A cross compiler is a compiler
that is hosted on one platform (machine type and operating system
) that targets (produces output for) another platform.
Cross compilers are very popular for embedded development, where the target probably couldn't run a compiler. Typically an embedded platform has restricted RAM, no hard disk, and limited I/O capability. Code can be edited and compiled on a fast host machine (such as a PC or Unix workstation) and the resulting executable code can then be downloaded to the target to be tested. Cross compilers are beneficial whenever the host machine has more resources (memory, disk, I/O, etc.) than the target.

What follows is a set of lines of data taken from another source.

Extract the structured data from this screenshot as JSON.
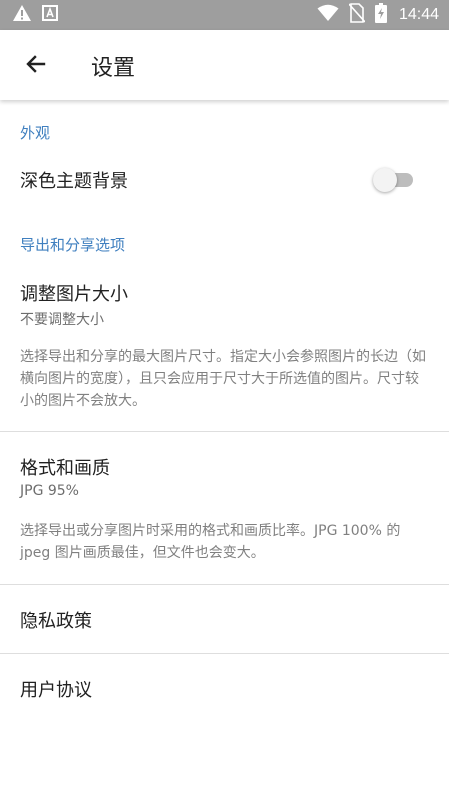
{
  "status_bar": {
    "time": "14:44",
    "left_icons": [
      "warning-icon",
      "a-badge-icon"
    ],
    "right_icons": [
      "wifi-icon",
      "no-sim-icon",
      "battery-charging-icon"
    ],
    "background": "#9e9e9e"
  },
  "app_bar": {
    "title": "设置",
    "back_icon": "arrow-left-icon"
  },
  "sections": {
    "appearance": {
      "header": "外观",
      "dark_theme": {
        "label": "深色主题背景",
        "enabled": false
      }
    },
    "export": {
      "header": "导出和分享选项",
      "resize": {
        "title": "调整图片大小",
        "value": "不要调整大小",
        "description": "选择导出和分享的最大图片尺寸。指定大小会参照图片的长边（如横向图片的宽度），且只会应用于尺寸大于所选值的图片。尺寸较小的图片不会放大。"
      },
      "format": {
        "title": "格式和画质",
        "value": "JPG 95%",
        "description": "选择导出或分享图片时采用的格式和画质比率。JPG 100% 的 jpeg 图片画质最佳，但文件也会变大。"
      }
    },
    "privacy": {
      "title": "隐私政策"
    },
    "agreement": {
      "title": "用户协议"
    }
  },
  "colors": {
    "accent": "#3f7fbf",
    "primary_text": "#212121",
    "secondary_text": "#6d6d6d",
    "divider": "#dedede"
  }
}
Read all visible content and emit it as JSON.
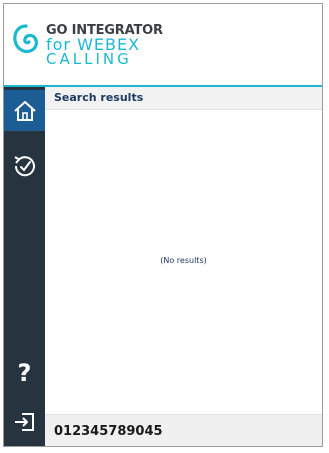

GCC, the GNU Compiler Collection, can be built as a cross compiler, and supports a huge number of host and target combinations. It supports as a target everything from 64 bit Unix boxes down to 8 bit microcontrollers like Atmel's AVR and Motorola's MC68HC11.